When I look back, I can clearly remember how difficult that feeling of love was to maintain, although it felt so amazingly real and powerful. It was too much to bear; it was too strong, too intense. I felt as if I didn’t have the strength to contain it and carry it, and in the end, I was right. How strange that hate, on the other hand, has been so hard to get away from. Hate is like a cancer that feeds on everything around it, growing voraciously, while love is like a plant that must – just like a close relationship – be carefully tended so that it will not die; so that it will thrive. The problem is, I think, that people just don’t know how to deal with love – with real, unasked-for, ‘unearned’ love. For whatever reason, this world is much more comfortable with anger, bitterness, and hatred. Love also attracts love, but the magnetic power of hate is much stronger. People are, in general, simply not attuned to love. They react to unsought, unwarranted gestures of love as one would to a threat. We have been conditioned to believe that we have to constantly be on our guard; to be prepared for attack. Hate, in the end, is simply fear. It is, in essence, a kind of self-protection.
One only has to look at examples from recent history to see how hate breeds hate within societies. The formation of the nation of Israel, beautiful and noble as it was in idea, has led a people who had known the worst form of victimization imaginable to become perpetrators of daily acts of injustice and cruelty. Thanks to that bit of geo-political dealing by the powers-that-be, hatred of Muslims has reached hysterical peaks in the western world, leading to acts of violence, retaliation, terrorism, unending war. There is no question that the Jews of Europe deserved some recompense for what they had been through; the least the West could do was to offer them, finally, and sadly far too late, some safety. Those who chose to emigrate to Palestine were determined to never be victims again. They wanted to once again rise as a nation of warriors. This they have done, but at the price of mirroring, to some degree, the racism and brutality that they suffered at the hands of Europe. Look at Liberia, or Sierra Leone, both of which were ‘founded’ by former slaves, along with influential traders and policymakers from the countries in which these slaves had been exploited, apparently in a bid to get newly-freed slaves as far away from their former masters as possible. Once free, these ex-slaves proceeded to create caste systems in their newly acquired lands, enslaving and brutalizing the local people, trampling them underfoot, subjugating the native people just as they themselves had once been subjugated.
We can look at the high likelihood that those who were abused in childhood will, in turn, become abusers. There is no question that hate feeds on itself, reproduces itself, grows at a nearly exponential rate. If we are to believe the Bible, that book of violence with its one little tale of love, hate swallows up and destroys those who try to show that love could possibly be stronger. Why is the world so afraid of love, so afraid of deserving gentleness, kindness, care? We are all in this together; why can we not feel it? Despite the years of struggle and spiritual pain that have clouded my memory of that time so long ago, I will never forget how beautiful it felt to sense that we are all here, utterly connected, for a beautiful purpose.
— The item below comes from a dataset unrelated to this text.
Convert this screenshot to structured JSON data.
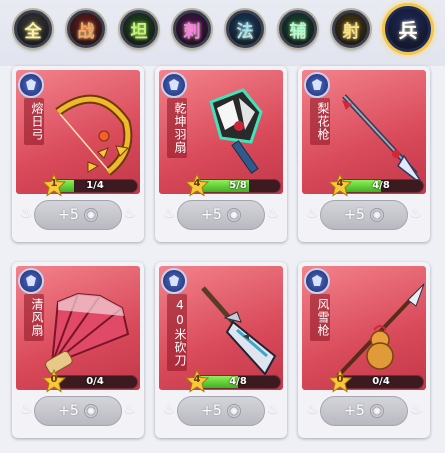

I wish that I had been strong enough to pass that feeling on. For now, I can only be grateful that I am free of that terrible, long-festering wound of anger, and hope that we are all, somehow, quietly evolving toward the realization that we are as capable of radiating and empowering the forces of love as we have proven ourselves to be adept at amplifying the terrible abomination of hatred.